[Saved entries]
^^^^^^^^
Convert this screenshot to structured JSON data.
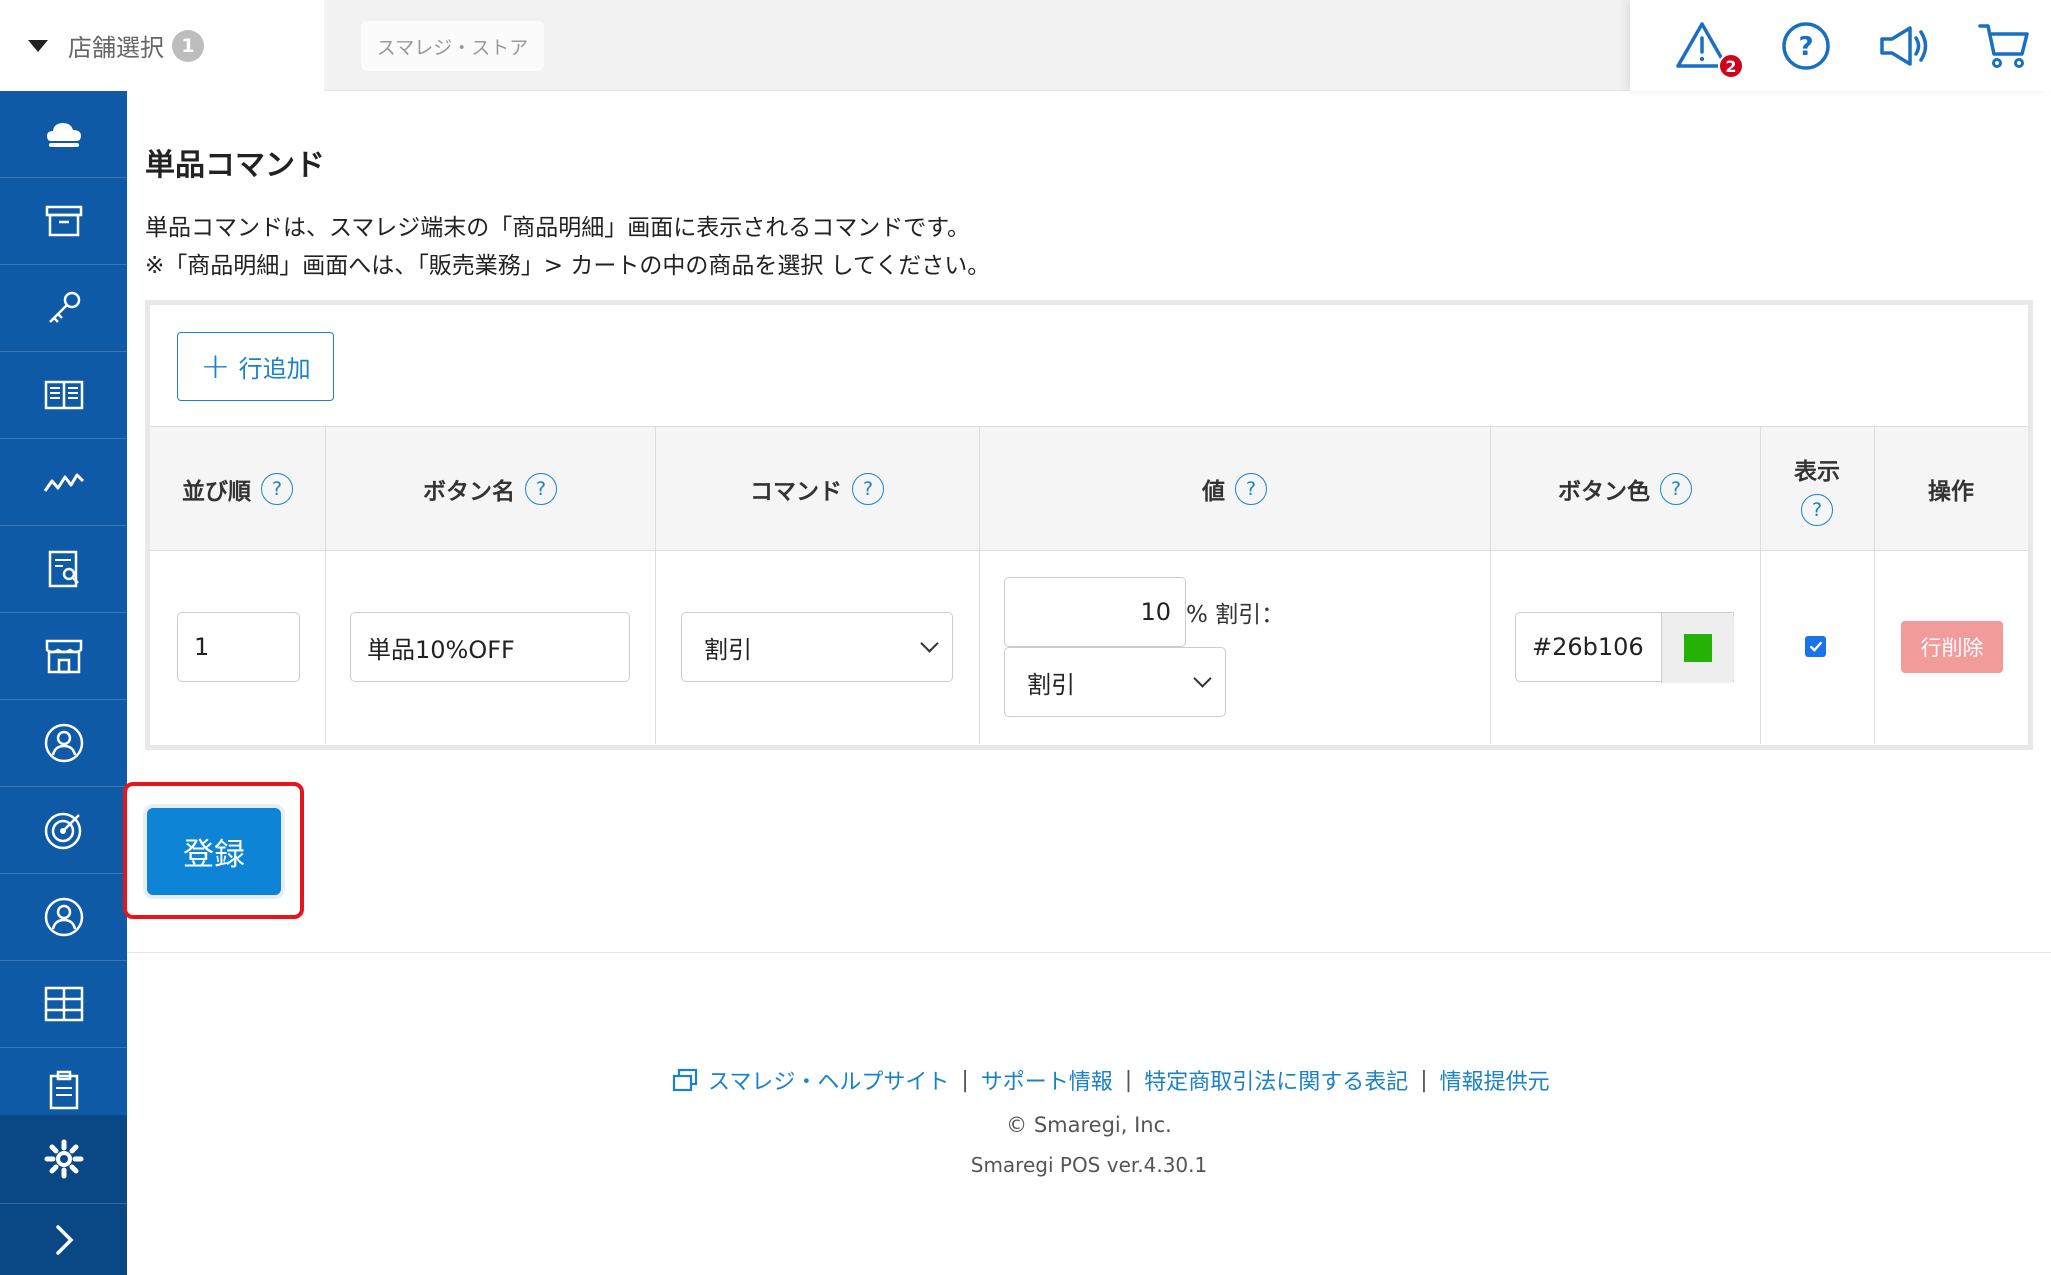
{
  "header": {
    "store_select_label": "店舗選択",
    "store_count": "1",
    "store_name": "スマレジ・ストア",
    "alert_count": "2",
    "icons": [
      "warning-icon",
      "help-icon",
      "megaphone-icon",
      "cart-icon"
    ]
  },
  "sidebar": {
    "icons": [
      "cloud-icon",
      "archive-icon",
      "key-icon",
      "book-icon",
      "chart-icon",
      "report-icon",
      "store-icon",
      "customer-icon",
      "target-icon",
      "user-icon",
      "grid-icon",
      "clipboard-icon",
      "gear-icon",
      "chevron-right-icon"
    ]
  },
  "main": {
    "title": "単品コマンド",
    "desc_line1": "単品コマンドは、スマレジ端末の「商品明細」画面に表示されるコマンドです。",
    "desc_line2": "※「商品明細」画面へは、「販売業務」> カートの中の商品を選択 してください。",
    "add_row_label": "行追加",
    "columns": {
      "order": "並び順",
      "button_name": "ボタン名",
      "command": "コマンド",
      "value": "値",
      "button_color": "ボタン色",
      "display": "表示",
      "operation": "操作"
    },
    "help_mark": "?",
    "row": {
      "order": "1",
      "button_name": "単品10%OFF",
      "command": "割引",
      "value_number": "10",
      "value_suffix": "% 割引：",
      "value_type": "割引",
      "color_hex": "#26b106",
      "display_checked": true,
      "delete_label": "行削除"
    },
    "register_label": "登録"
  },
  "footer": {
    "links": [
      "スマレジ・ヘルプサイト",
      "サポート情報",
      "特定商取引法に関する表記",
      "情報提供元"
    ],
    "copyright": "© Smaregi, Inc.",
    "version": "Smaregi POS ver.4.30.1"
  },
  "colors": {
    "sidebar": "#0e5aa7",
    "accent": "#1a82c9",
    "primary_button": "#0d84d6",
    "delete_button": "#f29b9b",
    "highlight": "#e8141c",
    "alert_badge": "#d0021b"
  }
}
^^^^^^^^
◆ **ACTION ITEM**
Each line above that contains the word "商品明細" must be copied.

◆ **EXPECTED OUTPUT**
    "desc_line1": "単品コマンドは、スマレジ端末の「商品明細」画面に表示されるコマンドです。",
    "desc_line2": "※「商品明細」画面へは、「販売業務」> カートの中の商品を選択 してください。",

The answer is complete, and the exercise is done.